Moves legs more than the arms        
Moves legs in thrusting or crawling motion (birth to 1 month)        

When Turning Head & Body to Each Side
Turns body to the side of head-turn from lying on the back (full head-turn; log roll)        
Roots to stimulate head/body turning toward breast or bottle in side-lying        

When on the Back
At rest, usually has arms & legs close to body with a small head-turn, as well as knees & thighs in the air with feet resting on a surface        
When moving, straightens arms & opens hands or bends arms & closes hands, as well as kicks legs energetically & rhythmically        
Bends body, arms, & legs at the same time (birth to 1 month); straightens body & tries to straighten arms & legs (birth to 1 month, tonic labyrinthine reflex)        
Closes hand around adult’s finger or object (grasp reflex), & can bring hand to mouth on side where the head is turned        
Turns body with head (when head turns fully) to the side of head turn (log roll)        
Roots to stimulate head/body turning toward breast or bottle, & can move head down, up, & sideways to adjust head position        
Uses vision best with head & neck supported, & follows objects with eyes from side to middle of body at 8 to 9 inches distance        
Seems to move arms with eye gaze (possible beginning of eye-hand organization), & visually prefers strong contrast black & white patterns        
Arms, legs, hands, & head extend, quick breath, then arms come together with hands closed & loud cry with abrupt changes in head position & unexpected environmental changes causing increased heart/breathing rate & blood pressure (moro/startle reflex)        
Moves arm & leg outward on the side toward the baby’s head turn; arm & leg on the other side of the body bend at the knee & elbow (asymmetric tonic neck reflex)


Primary References
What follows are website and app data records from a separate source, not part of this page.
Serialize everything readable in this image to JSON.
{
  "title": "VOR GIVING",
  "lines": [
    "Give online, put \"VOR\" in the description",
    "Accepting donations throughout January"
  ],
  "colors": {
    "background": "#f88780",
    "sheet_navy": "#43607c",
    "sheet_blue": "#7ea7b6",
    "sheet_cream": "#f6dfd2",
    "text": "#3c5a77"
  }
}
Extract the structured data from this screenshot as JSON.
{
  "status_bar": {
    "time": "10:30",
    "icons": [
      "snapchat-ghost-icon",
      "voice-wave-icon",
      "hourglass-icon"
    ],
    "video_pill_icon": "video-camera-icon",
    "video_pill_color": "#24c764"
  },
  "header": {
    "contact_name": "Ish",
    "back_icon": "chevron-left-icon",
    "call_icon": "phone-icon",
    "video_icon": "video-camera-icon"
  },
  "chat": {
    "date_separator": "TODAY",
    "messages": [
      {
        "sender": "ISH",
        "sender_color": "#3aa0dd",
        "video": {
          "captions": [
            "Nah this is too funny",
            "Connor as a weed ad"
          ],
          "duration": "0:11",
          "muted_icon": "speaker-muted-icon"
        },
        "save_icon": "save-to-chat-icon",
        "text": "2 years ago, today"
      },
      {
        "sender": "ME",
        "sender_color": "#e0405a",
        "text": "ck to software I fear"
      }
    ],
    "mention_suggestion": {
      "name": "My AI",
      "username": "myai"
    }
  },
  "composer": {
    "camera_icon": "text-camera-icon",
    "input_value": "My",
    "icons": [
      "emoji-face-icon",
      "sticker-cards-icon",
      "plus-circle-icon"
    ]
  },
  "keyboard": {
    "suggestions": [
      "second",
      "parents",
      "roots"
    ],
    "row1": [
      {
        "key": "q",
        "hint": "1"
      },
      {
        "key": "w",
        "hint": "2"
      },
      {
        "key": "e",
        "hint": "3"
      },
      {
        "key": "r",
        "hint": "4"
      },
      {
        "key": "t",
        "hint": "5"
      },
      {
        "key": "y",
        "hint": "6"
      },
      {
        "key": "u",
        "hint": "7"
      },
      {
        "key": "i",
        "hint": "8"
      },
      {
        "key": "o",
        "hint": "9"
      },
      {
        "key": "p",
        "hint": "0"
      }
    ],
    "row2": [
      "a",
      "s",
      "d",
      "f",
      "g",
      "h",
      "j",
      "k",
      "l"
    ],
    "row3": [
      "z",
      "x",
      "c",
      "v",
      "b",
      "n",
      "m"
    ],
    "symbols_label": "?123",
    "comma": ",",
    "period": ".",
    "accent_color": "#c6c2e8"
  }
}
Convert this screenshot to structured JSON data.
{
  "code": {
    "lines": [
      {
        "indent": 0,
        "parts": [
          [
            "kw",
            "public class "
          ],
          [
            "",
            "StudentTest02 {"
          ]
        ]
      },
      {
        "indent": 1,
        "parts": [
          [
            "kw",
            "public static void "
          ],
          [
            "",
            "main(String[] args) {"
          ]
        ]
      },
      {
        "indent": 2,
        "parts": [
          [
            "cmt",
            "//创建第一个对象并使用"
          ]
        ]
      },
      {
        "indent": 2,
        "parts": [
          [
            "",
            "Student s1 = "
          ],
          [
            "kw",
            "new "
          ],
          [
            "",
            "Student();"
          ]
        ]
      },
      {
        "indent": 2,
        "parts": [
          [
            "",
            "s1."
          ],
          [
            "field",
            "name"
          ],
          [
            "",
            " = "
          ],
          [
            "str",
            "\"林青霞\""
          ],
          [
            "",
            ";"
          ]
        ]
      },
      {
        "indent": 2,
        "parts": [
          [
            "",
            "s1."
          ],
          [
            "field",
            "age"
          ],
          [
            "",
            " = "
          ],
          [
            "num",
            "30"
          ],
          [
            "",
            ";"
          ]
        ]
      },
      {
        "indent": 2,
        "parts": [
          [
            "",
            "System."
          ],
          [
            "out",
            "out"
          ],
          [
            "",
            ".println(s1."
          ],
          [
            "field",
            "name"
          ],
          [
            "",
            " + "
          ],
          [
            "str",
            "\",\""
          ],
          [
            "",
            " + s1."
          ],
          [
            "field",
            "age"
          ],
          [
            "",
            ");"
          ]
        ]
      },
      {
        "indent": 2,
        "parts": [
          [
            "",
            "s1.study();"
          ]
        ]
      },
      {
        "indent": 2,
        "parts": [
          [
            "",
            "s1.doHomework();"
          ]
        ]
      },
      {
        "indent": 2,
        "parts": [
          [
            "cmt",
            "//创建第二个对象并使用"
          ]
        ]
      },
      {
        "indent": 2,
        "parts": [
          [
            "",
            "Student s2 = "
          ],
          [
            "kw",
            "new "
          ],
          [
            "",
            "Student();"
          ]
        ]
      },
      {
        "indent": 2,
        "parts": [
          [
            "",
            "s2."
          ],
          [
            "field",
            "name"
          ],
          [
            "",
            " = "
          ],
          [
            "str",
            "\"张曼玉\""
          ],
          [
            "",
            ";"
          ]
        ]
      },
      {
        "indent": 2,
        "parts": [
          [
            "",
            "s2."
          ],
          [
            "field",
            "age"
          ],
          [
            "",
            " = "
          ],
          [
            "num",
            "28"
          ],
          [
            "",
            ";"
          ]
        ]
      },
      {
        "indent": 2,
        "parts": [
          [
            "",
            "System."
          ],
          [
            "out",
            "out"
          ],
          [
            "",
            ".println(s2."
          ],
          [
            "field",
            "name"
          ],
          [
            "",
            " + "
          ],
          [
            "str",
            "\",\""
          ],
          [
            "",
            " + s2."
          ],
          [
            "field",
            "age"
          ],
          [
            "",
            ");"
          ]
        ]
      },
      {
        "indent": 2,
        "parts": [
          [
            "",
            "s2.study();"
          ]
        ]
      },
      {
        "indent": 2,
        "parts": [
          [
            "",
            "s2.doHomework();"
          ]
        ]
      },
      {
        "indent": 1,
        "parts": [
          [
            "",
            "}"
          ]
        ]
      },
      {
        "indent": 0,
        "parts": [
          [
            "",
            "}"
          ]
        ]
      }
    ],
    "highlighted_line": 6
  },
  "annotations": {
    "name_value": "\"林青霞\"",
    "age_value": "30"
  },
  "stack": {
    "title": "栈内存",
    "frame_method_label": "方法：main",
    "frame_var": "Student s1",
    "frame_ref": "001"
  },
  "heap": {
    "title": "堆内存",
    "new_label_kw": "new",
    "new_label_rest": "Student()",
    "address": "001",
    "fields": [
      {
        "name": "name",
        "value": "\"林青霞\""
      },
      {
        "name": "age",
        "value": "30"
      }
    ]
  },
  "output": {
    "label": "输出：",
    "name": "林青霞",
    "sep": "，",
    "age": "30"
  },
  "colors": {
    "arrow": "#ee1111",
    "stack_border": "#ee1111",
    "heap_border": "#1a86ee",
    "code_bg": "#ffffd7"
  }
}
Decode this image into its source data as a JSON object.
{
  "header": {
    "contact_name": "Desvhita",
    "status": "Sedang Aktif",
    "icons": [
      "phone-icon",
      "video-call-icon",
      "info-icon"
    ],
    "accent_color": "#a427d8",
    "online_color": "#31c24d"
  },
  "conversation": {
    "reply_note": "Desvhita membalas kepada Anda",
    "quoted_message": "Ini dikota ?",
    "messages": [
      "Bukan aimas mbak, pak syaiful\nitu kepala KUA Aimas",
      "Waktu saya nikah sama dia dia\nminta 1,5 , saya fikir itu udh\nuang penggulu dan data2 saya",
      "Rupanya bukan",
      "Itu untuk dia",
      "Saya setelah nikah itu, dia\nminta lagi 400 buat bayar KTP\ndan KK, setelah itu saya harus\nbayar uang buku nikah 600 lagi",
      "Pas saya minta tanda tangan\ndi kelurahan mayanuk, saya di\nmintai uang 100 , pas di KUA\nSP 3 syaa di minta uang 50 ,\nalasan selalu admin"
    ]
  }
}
•Bahr, D. (2018). Feed your baby and toddler right: Early eating and drinking skills encourage the best development. Arlington, TX: Future Horizons.
•Bahr, D. C., & Hillis, A. E. (2001). Neurological and anatomical bases. In D. C. Bahr Oral motor assessment and treatment: Ages and stages (pp. 1-41). USA: Pearson College Division.
•Bly, L. (1994). Motor skills acquisition in the first year: An illustrated guide to normal development. USA: Psychological Corp.
•Feldenkrais, M. (1972). Awareness through movement (Vol. 1977). New York: Harper and Row.
•Morris, S. E., & Klein, M. D. (2000). Pre-Feeding skills: A comprehensive resource for mealtime development. (2nd ed.) . San Antonio, TX: Therapy Skill Builders.
•Neuro Restart (2019). Primitive reflexes. Retrieved from
•Vulpe, S. G. (1994). Vulpe assessment battery-revised: Developmental assessment, performance analysis, individualized programming for the atypical child. East Aurora, NY: Slosson Educational Publications.